======== Material supplied ========

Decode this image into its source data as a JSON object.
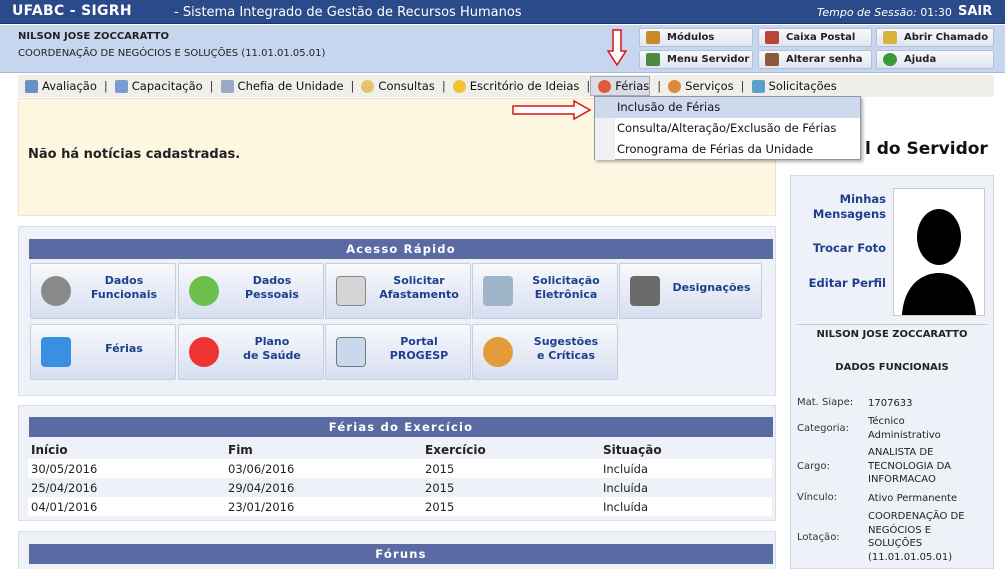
{
  "header": {
    "app": "UFABC - SIGRH",
    "subtitle": "- Sistema Integrado de Gestão de Recursos Humanos",
    "session_label": "Tempo de Sessão:",
    "session_time": "01:30",
    "logout": "SAIR"
  },
  "user": {
    "name": "NILSON JOSE ZOCCARATTO",
    "unit": "COORDENAÇÃO DE NEGÓCIOS E SOLUÇÕES (11.01.01.05.01)"
  },
  "quick": {
    "modulos": "Módulos",
    "caixa": "Caixa Postal",
    "chamado": "Abrir Chamado",
    "menu_servidor": "Menu Servidor",
    "alterar_senha": "Alterar senha",
    "ajuda": "Ajuda"
  },
  "menu": {
    "avaliacao": "Avaliação",
    "capacitacao": "Capacitação",
    "chefia": "Chefia de Unidade",
    "consultas": "Consultas",
    "escritorio": "Escritório de Ideias",
    "ferias": "Férias",
    "servicos": "Serviços",
    "solicitacoes": "Solicitações"
  },
  "dropdown": {
    "item1": "Inclusão de Férias",
    "item2": "Consulta/Alteração/Exclusão de Férias",
    "item3": "Cronograma de Férias da Unidade"
  },
  "news": {
    "message": "Não há notícias cadastradas."
  },
  "acesso": {
    "title": "Acesso Rápido",
    "tiles": [
      "Dados\nFuncionais",
      "Dados\nPessoais",
      "Solicitar\nAfastamento",
      "Solicitação\nEletrônica",
      "Designações",
      "Férias",
      "Plano\nde Saúde",
      "Portal\nPROGESP",
      "Sugestões\ne Críticas"
    ]
  },
  "ferias": {
    "title": "Férias do Exercício",
    "headers": [
      "Início",
      "Fim",
      "Exercício",
      "Situação"
    ],
    "rows": [
      [
        "30/05/2016",
        "03/06/2016",
        "2015",
        "Incluída"
      ],
      [
        "25/04/2016",
        "29/04/2016",
        "2015",
        "Incluída"
      ],
      [
        "04/01/2016",
        "23/01/2016",
        "2015",
        "Incluída"
      ]
    ]
  },
  "foruns": {
    "title": "Fóruns"
  },
  "side": {
    "title": "l do Servidor",
    "minhas": "Minhas\nMensagens",
    "trocar": "Trocar Foto",
    "editar": "Editar Perfil",
    "name": "NILSON JOSE ZOCCARATTO",
    "dados": "DADOS FUNCIONAIS",
    "fields": [
      [
        "Mat. Siape:",
        "1707633"
      ],
      [
        "Categoria:",
        "Técnico\nAdministrativo"
      ],
      [
        "Cargo:",
        "ANALISTA DE\nTECNOLOGIA DA\nINFORMACAO"
      ],
      [
        "Vínculo:",
        "Ativo Permanente"
      ],
      [
        "Lotação:",
        "COORDENAÇÃO DE\nNEGÓCIOS E\nSOLUÇÕES\n(11.01.01.05.01)"
      ]
    ]
  }
}
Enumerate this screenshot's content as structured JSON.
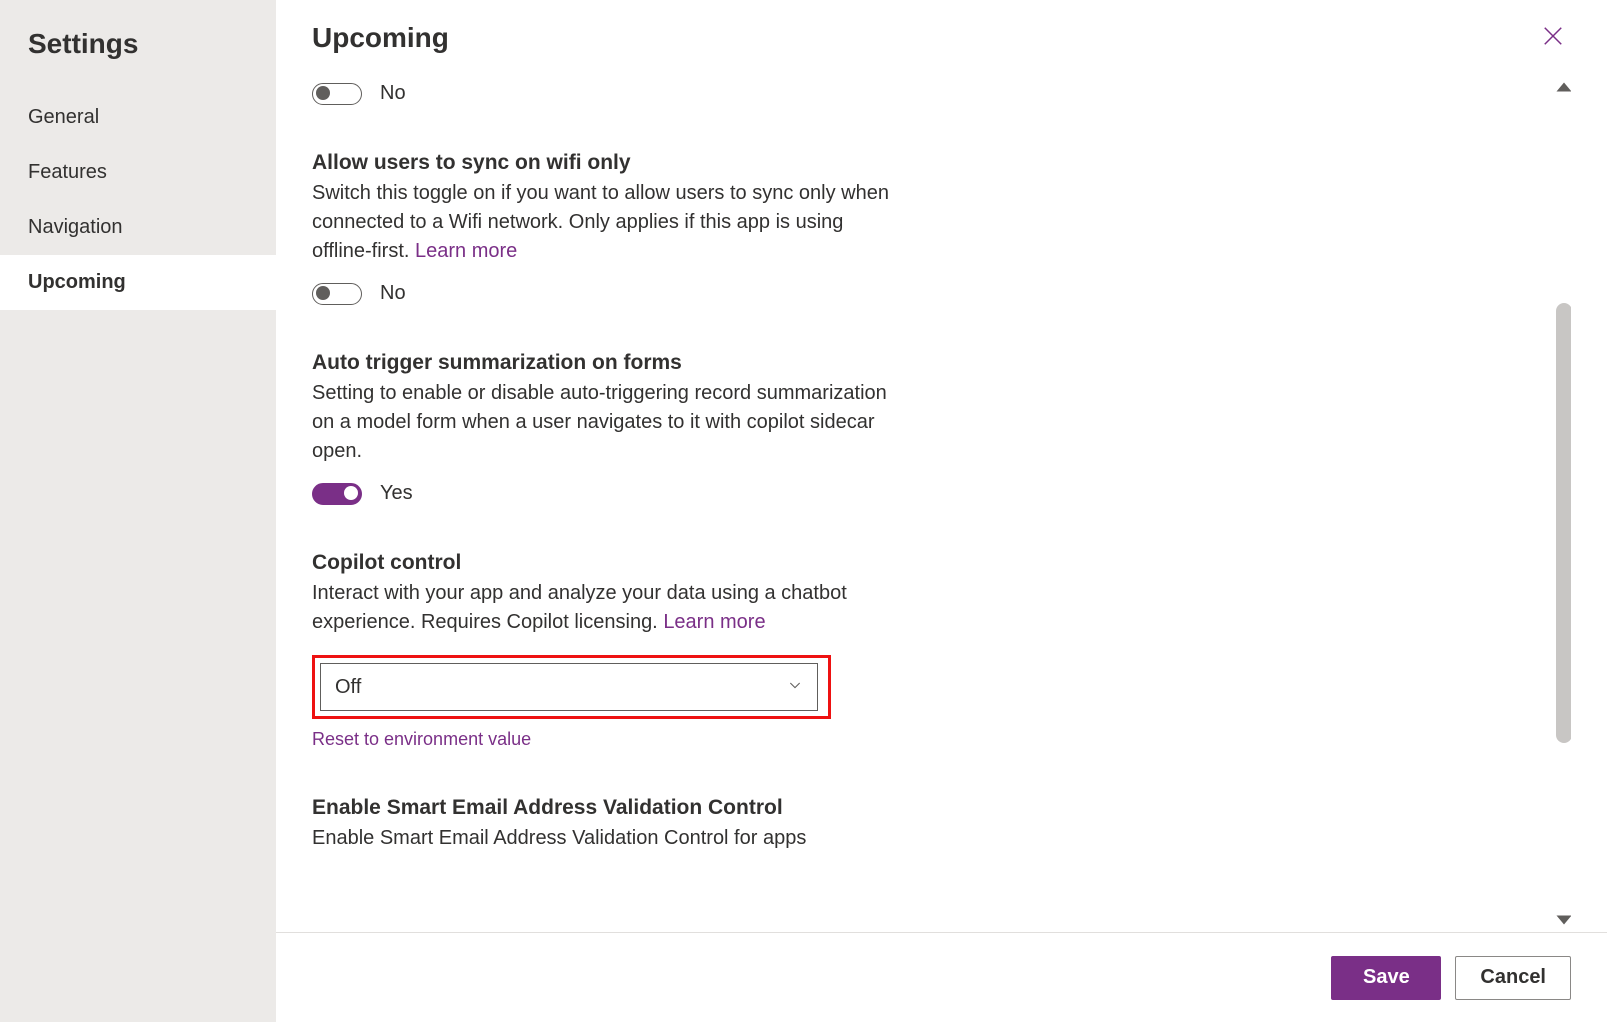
{
  "sidebar": {
    "title": "Settings",
    "items": [
      "General",
      "Features",
      "Navigation",
      "Upcoming"
    ],
    "active_index": 3
  },
  "header": {
    "title": "Upcoming"
  },
  "settings": {
    "orphan_toggle": {
      "value": "No"
    },
    "wifi": {
      "title": "Allow users to sync on wifi only",
      "desc": "Switch this toggle on if you want to allow users to sync only when connected to a Wifi network. Only applies if this app is using offline-first. ",
      "learn_more": "Learn more",
      "value": "No"
    },
    "summarize": {
      "title": "Auto trigger summarization on forms",
      "desc": "Setting to enable or disable auto-triggering record summarization on a model form when a user navigates to it with copilot sidecar open.",
      "value": "Yes"
    },
    "copilot": {
      "title": "Copilot control",
      "desc": "Interact with your app and analyze your data using a chatbot experience. Requires Copilot licensing. ",
      "learn_more": "Learn more",
      "selected": "Off",
      "reset": "Reset to environment value"
    },
    "email": {
      "title": "Enable Smart Email Address Validation Control",
      "desc": "Enable Smart Email Address Validation Control for apps"
    }
  },
  "footer": {
    "save": "Save",
    "cancel": "Cancel"
  }
}
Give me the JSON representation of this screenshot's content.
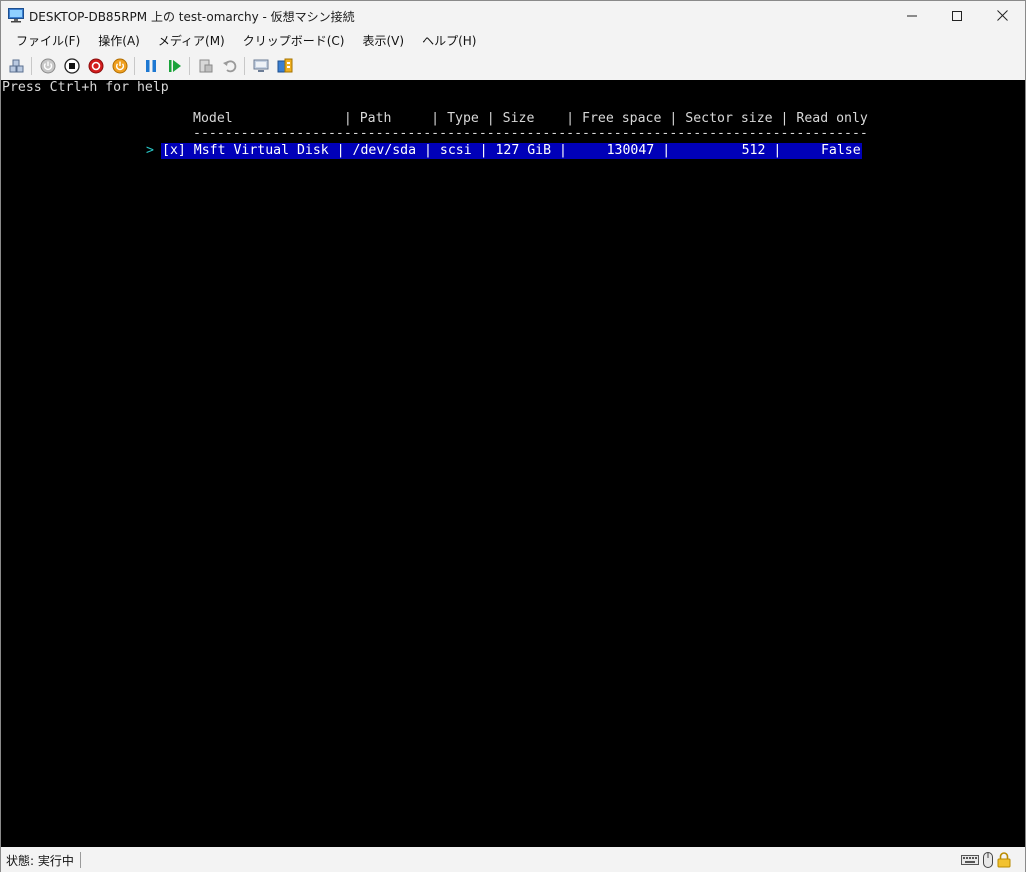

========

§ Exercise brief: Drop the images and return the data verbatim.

§ Result of this task:
Decode this image into its source data as a JSON object.
{
  "header": {
    "app": "UFABC - SIGRH",
    "subtitle": "- Sistema Integrado de Gestão de Recursos Humanos",
    "session_label": "Tempo de Sessão:",
    "session_time": "01:30",
    "logout": "SAIR"
  },
  "user": {
    "name": "NILSON JOSE ZOCCARATTO",
    "unit": "COORDENAÇÃO DE NEGÓCIOS E SOLUÇÕES (11.01.01.05.01)"
  },
  "quick": {
    "modulos": "Módulos",
    "caixa": "Caixa Postal",
    "chamado": "Abrir Chamado",
    "menu_servidor": "Menu Servidor",
    "alterar_senha": "Alterar senha",
    "ajuda": "Ajuda"
  },
  "menu": {
    "avaliacao": "Avaliação",
    "capacitacao": "Capacitação",
    "chefia": "Chefia de Unidade",
    "consultas": "Consultas",
    "escritorio": "Escritório de Ideias",
    "ferias": "Férias",
    "servicos": "Serviços",
    "solicitacoes": "Solicitações"
  },
  "dropdown": {
    "item1": "Inclusão de Férias",
    "item2": "Consulta/Alteração/Exclusão de Férias",
    "item3": "Cronograma de Férias da Unidade"
  },
  "news": {
    "message": "Não há notícias cadastradas."
  },
  "acesso": {
    "title": "Acesso Rápido",
    "tiles": [
      "Dados\nFuncionais",
      "Dados\nPessoais",
      "Solicitar\nAfastamento",
      "Solicitação\nEletrônica",
      "Designações",
      "Férias",
      "Plano\nde Saúde",
      "Portal\nPROGESP",
      "Sugestões\ne Críticas"
    ]
  },
  "ferias": {
    "title": "Férias do Exercício",
    "headers": [
      "Início",
      "Fim",
      "Exercício",
      "Situação"
    ],
    "rows": [
      [
        "30/05/2016",
        "03/06/2016",
        "2015",
        "Incluída"
      ],
      [
        "25/04/2016",
        "29/04/2016",
        "2015",
        "Incluída"
      ],
      [
        "04/01/2016",
        "23/01/2016",
        "2015",
        "Incluída"
      ]
    ]
  },
  "foruns": {
    "title": "Fóruns"
  },
  "side": {
    "title": "l do Servidor",
    "minhas": "Minhas\nMensagens",
    "trocar": "Trocar Foto",
    "editar": "Editar Perfil",
    "name": "NILSON JOSE ZOCCARATTO",
    "dados": "DADOS FUNCIONAIS",
    "fields": [
      [
        "Mat. Siape:",
        "1707633"
      ],
      [
        "Categoria:",
        "Técnico\nAdministrativo"
      ],
      [
        "Cargo:",
        "ANALISTA DE\nTECNOLOGIA DA\nINFORMACAO"
      ],
      [
        "Vínculo:",
        "Ativo Permanente"
      ],
      [
        "Lotação:",
        "COORDENAÇÃO DE\nNEGÓCIOS E\nSOLUÇÕES\n(11.01.01.05.01)"
      ]
    ]
  }
}
Enumerate this screenshot's content as structured JSON.
{
  "sidebar": {
    "title": "Settings",
    "items": [
      "General",
      "Features",
      "Navigation",
      "Upcoming"
    ],
    "active_index": 3
  },
  "header": {
    "title": "Upcoming"
  },
  "settings": {
    "orphan_toggle": {
      "value": "No"
    },
    "wifi": {
      "title": "Allow users to sync on wifi only",
      "desc": "Switch this toggle on if you want to allow users to sync only when connected to a Wifi network. Only applies if this app is using offline-first. ",
      "learn_more": "Learn more",
      "value": "No"
    },
    "summarize": {
      "title": "Auto trigger summarization on forms",
      "desc": "Setting to enable or disable auto-triggering record summarization on a model form when a user navigates to it with copilot sidecar open.",
      "value": "Yes"
    },
    "copilot": {
      "title": "Copilot control",
      "desc": "Interact with your app and analyze your data using a chatbot experience. Requires Copilot licensing. ",
      "learn_more": "Learn more",
      "selected": "Off",
      "reset": "Reset to environment value"
    },
    "email": {
      "title": "Enable Smart Email Address Validation Control",
      "desc": "Enable Smart Email Address Validation Control for apps"
    }
  },
  "footer": {
    "save": "Save",
    "cancel": "Cancel"
  }
}
Give me the JSON representation of this screenshot's content.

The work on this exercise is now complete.